J. Neil Alexander '76
Bishop of Episcopal Diocese of Atlanta

A Higher Calling

A music major at Moravian, the Right Reverend J. Neil Alexander ’76, who was elected bishop of the Episcopal Diocese of Atlanta in 2001, credits the wholeness of his Moravian education with giving him the tools to succeed.

“I have always been grateful for the comprehensiveness of my undergraduate education,” says Alexander, who earned a master of divinity degree from Lutheran Theological Southern Seminary, master of music degree from University of South Carolina, and doctor of theology degree from The General Theological Seminary. “Not only did Moravian prepare me for graduate study in music, but when I branched out into new fields, the breadth and preparation of my undergraduate education put me in good stead among my fellow grad students.”

Today, Alexander wears many hats as bishop, overseeing the mission and ministry of 96 parishes, four parochial schools, a camp and conference center, and a variety of social service ministries for the poor, homeless, and marginalized. He learned more than just music at Moravian, taking valuable lessons from professors in many disciplines.

“Dick and Monica Schantz, professors emeriti of music, taught me that music and the arts make us human,” he says. “Bob Burcaw, professor emeritus of English, modeled for me what it means to be a teacher. The late chaplain Bob Woosley taught me important lessons about the cost of personal integrity. Dennis Glew, professor emeritus of history, taught me how to be a historian, and that the truth is almost surely in the details.”

Alexander also appreciated Moravian’s strong but unobtrusive connection to the Moravian Church. “It was important to me that the presence of the church was clear and unapologetic at Moravian,” he says. “The College’s church affiliation was important, but it was never crammed down your throat – it grounded the institutional culture without getting in the way of academic freedom and unfettered inquiry.”
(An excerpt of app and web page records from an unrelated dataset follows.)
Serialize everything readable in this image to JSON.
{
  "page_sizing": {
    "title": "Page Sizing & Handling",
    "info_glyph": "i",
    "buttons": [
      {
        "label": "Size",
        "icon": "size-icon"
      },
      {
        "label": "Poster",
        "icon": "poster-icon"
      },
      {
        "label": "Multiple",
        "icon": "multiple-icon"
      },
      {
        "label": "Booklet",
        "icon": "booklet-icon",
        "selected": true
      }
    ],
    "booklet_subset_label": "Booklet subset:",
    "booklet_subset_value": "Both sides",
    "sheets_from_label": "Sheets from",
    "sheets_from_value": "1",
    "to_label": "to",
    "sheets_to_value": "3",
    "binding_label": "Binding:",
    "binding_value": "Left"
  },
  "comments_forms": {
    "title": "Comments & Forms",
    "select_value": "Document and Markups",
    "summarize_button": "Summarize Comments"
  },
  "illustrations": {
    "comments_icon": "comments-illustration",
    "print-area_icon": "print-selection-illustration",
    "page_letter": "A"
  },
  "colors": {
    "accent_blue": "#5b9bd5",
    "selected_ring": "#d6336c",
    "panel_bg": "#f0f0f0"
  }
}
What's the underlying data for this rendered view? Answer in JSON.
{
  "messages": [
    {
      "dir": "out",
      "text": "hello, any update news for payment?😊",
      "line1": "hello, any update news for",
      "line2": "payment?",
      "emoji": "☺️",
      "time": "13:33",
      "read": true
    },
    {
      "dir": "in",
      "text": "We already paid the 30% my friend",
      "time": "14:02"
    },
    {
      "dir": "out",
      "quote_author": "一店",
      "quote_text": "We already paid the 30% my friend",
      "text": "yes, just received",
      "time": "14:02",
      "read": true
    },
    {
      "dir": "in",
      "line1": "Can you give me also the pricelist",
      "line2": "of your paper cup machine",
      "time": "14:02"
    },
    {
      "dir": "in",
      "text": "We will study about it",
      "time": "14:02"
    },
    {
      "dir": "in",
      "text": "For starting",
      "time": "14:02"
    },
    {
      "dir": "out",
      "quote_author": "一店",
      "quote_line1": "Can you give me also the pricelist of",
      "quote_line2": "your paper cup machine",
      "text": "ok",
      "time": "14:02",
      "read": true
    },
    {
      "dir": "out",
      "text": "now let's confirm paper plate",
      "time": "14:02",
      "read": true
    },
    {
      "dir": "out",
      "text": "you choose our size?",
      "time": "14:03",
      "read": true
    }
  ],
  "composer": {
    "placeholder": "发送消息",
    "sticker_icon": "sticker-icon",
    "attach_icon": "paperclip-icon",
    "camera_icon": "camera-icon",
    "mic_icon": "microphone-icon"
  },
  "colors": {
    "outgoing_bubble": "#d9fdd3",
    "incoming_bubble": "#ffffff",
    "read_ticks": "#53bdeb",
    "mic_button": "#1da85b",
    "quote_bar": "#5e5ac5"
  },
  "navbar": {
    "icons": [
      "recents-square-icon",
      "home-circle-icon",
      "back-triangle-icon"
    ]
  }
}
J. Neil Alexander

"The breadth and preparation of my undergraduate education put me in good stead among my fellow grad students."